* **RAW DATA**
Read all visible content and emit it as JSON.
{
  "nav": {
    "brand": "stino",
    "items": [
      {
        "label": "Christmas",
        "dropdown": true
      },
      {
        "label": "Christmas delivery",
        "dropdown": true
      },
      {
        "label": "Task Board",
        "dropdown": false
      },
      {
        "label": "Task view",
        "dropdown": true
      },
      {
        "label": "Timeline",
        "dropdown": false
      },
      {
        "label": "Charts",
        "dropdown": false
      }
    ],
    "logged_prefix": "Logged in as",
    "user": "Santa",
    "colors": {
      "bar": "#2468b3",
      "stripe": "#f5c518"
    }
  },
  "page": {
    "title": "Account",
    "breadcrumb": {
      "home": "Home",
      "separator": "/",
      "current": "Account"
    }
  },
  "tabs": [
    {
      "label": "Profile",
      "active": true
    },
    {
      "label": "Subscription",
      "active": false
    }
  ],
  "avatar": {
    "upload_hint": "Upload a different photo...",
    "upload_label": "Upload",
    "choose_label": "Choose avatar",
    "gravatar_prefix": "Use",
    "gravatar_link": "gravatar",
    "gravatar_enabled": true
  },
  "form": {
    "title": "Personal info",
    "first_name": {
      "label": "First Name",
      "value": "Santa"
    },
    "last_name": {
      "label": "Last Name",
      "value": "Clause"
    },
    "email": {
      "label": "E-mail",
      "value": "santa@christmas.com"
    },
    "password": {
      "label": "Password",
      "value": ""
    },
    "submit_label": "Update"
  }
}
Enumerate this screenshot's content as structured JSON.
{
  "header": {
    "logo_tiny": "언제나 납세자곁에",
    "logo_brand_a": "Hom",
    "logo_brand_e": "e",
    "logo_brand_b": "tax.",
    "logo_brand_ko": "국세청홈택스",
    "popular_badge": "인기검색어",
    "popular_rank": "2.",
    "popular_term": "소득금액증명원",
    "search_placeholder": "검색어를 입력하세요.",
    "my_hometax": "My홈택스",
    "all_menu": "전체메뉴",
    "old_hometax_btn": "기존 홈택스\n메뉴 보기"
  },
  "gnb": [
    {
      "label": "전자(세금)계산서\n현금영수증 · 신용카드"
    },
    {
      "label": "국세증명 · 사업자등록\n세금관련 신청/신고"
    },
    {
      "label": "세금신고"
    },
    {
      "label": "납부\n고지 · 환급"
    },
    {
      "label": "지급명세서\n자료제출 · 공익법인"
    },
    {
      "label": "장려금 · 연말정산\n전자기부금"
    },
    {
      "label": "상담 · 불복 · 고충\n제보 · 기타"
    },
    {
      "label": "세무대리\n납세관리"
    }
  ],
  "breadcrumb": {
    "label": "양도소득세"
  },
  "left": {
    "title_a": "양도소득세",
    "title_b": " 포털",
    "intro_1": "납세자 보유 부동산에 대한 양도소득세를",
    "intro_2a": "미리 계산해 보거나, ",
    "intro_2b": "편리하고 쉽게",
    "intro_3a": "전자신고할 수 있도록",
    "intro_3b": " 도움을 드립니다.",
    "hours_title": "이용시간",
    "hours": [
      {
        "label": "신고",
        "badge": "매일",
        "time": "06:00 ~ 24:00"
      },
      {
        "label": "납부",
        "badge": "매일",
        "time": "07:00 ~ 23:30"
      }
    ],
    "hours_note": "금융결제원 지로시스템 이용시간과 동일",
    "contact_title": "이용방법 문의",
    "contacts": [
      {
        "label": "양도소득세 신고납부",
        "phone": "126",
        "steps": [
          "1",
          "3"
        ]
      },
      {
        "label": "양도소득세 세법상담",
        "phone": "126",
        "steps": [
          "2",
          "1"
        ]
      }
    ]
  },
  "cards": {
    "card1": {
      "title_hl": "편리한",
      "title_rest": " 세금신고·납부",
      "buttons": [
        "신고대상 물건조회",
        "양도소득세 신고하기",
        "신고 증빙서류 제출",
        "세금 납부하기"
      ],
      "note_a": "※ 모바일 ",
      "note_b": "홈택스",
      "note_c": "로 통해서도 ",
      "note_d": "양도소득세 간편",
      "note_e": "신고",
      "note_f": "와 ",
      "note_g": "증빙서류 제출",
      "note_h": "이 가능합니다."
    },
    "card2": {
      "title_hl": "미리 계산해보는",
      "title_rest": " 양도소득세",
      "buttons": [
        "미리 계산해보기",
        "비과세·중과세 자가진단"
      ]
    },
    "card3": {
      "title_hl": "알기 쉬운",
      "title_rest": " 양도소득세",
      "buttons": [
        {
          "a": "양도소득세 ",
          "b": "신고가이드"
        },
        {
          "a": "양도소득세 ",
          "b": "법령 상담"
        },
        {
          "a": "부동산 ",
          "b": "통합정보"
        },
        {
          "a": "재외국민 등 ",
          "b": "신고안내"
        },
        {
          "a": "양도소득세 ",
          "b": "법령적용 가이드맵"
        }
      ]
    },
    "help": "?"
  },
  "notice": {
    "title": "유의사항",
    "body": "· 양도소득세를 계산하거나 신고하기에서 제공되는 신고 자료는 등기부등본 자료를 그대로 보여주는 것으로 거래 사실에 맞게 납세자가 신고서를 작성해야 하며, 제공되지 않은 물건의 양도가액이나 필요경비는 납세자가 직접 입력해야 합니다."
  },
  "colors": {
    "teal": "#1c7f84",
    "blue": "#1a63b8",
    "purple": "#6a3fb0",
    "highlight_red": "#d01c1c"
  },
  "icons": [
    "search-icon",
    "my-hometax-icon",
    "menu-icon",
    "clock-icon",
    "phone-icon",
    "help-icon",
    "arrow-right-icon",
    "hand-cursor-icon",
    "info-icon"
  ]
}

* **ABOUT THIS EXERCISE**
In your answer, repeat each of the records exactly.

* **RESULT OF THE EXERCISE**
Read all visible content and emit it as JSON.
{
  "nav": {
    "brand": "stino",
    "items": [
      {
        "label": "Christmas",
        "dropdown": true
      },
      {
        "label": "Christmas delivery",
        "dropdown": true
      },
      {
        "label": "Task Board",
        "dropdown": false
      },
      {
        "label": "Task view",
        "dropdown": true
      },
      {
        "label": "Timeline",
        "dropdown": false
      },
      {
        "label": "Charts",
        "dropdown": false
      }
    ],
    "logged_prefix": "Logged in as",
    "user": "Santa",
    "colors": {
      "bar": "#2468b3",
      "stripe": "#f5c518"
    }
  },
  "page": {
    "title": "Account",
    "breadcrumb": {
      "home": "Home",
      "separator": "/",
      "current": "Account"
    }
  },
  "tabs": [
    {
      "label": "Profile",
      "active": true
    },
    {
      "label": "Subscription",
      "active": false
    }
  ],
  "avatar": {
    "upload_hint": "Upload a different photo...",
    "upload_label": "Upload",
    "choose_label": "Choose avatar",
    "gravatar_prefix": "Use",
    "gravatar_link": "gravatar",
    "gravatar_enabled": true
  },
  "form": {
    "title": "Personal info",
    "first_name": {
      "label": "First Name",
      "value": "Santa"
    },
    "last_name": {
      "label": "Last Name",
      "value": "Clause"
    },
    "email": {
      "label": "E-mail",
      "value": "santa@christmas.com"
    },
    "password": {
      "label": "Password",
      "value": ""
    },
    "submit_label": "Update"
  }
}
Enumerate this screenshot's content as structured JSON.
{
  "header": {
    "logo_tiny": "언제나 납세자곁에",
    "logo_brand_a": "Hom",
    "logo_brand_e": "e",
    "logo_brand_b": "tax.",
    "logo_brand_ko": "국세청홈택스",
    "popular_badge": "인기검색어",
    "popular_rank": "2.",
    "popular_term": "소득금액증명원",
    "search_placeholder": "검색어를 입력하세요.",
    "my_hometax": "My홈택스",
    "all_menu": "전체메뉴",
    "old_hometax_btn": "기존 홈택스\n메뉴 보기"
  },
  "gnb": [
    {
      "label": "전자(세금)계산서\n현금영수증 · 신용카드"
    },
    {
      "label": "국세증명 · 사업자등록\n세금관련 신청/신고"
    },
    {
      "label": "세금신고"
    },
    {
      "label": "납부\n고지 · 환급"
    },
    {
      "label": "지급명세서\n자료제출 · 공익법인"
    },
    {
      "label": "장려금 · 연말정산\n전자기부금"
    },
    {
      "label": "상담 · 불복 · 고충\n제보 · 기타"
    },
    {
      "label": "세무대리\n납세관리"
    }
  ],
  "breadcrumb": {
    "label": "양도소득세"
  },
  "left": {
    "title_a": "양도소득세",
    "title_b": " 포털",
    "intro_1": "납세자 보유 부동산에 대한 양도소득세를",
    "intro_2a": "미리 계산해 보거나, ",
    "intro_2b": "편리하고 쉽게",
    "intro_3a": "전자신고할 수 있도록",
    "intro_3b": " 도움을 드립니다.",
    "hours_title": "이용시간",
    "hours": [
      {
        "label": "신고",
        "badge": "매일",
        "time": "06:00 ~ 24:00"
      },
      {
        "label": "납부",
        "badge": "매일",
        "time": "07:00 ~ 23:30"
      }
    ],
    "hours_note": "금융결제원 지로시스템 이용시간과 동일",
    "contact_title": "이용방법 문의",
    "contacts": [
      {
        "label": "양도소득세 신고납부",
        "phone": "126",
        "steps": [
          "1",
          "3"
        ]
      },
      {
        "label": "양도소득세 세법상담",
        "phone": "126",
        "steps": [
          "2",
          "1"
        ]
      }
    ]
  },
  "cards": {
    "card1": {
      "title_hl": "편리한",
      "title_rest": " 세금신고·납부",
      "buttons": [
        "신고대상 물건조회",
        "양도소득세 신고하기",
        "신고 증빙서류 제출",
        "세금 납부하기"
      ],
      "note_a": "※ 모바일 ",
      "note_b": "홈택스",
      "note_c": "로 통해서도 ",
      "note_d": "양도소득세 간편",
      "note_e": "신고",
      "note_f": "와 ",
      "note_g": "증빙서류 제출",
      "note_h": "이 가능합니다."
    },
    "card2": {
      "title_hl": "미리 계산해보는",
      "title_rest": " 양도소득세",
      "buttons": [
        "미리 계산해보기",
        "비과세·중과세 자가진단"
      ]
    },
    "card3": {
      "title_hl": "알기 쉬운",
      "title_rest": " 양도소득세",
      "buttons": [
        {
          "a": "양도소득세 ",
          "b": "신고가이드"
        },
        {
          "a": "양도소득세 ",
          "b": "법령 상담"
        },
        {
          "a": "부동산 ",
          "b": "통합정보"
        },
        {
          "a": "재외국민 등 ",
          "b": "신고안내"
        },
        {
          "a": "양도소득세 ",
          "b": "법령적용 가이드맵"
        }
      ]
    },
    "help": "?"
  },
  "notice": {
    "title": "유의사항",
    "body": "· 양도소득세를 계산하거나 신고하기에서 제공되는 신고 자료는 등기부등본 자료를 그대로 보여주는 것으로 거래 사실에 맞게 납세자가 신고서를 작성해야 하며, 제공되지 않은 물건의 양도가액이나 필요경비는 납세자가 직접 입력해야 합니다."
  },
  "colors": {
    "teal": "#1c7f84",
    "blue": "#1a63b8",
    "purple": "#6a3fb0",
    "highlight_red": "#d01c1c"
  },
  "icons": [
    "search-icon",
    "my-hometax-icon",
    "menu-icon",
    "clock-icon",
    "phone-icon",
    "help-icon",
    "arrow-right-icon",
    "hand-cursor-icon",
    "info-icon"
  ]
}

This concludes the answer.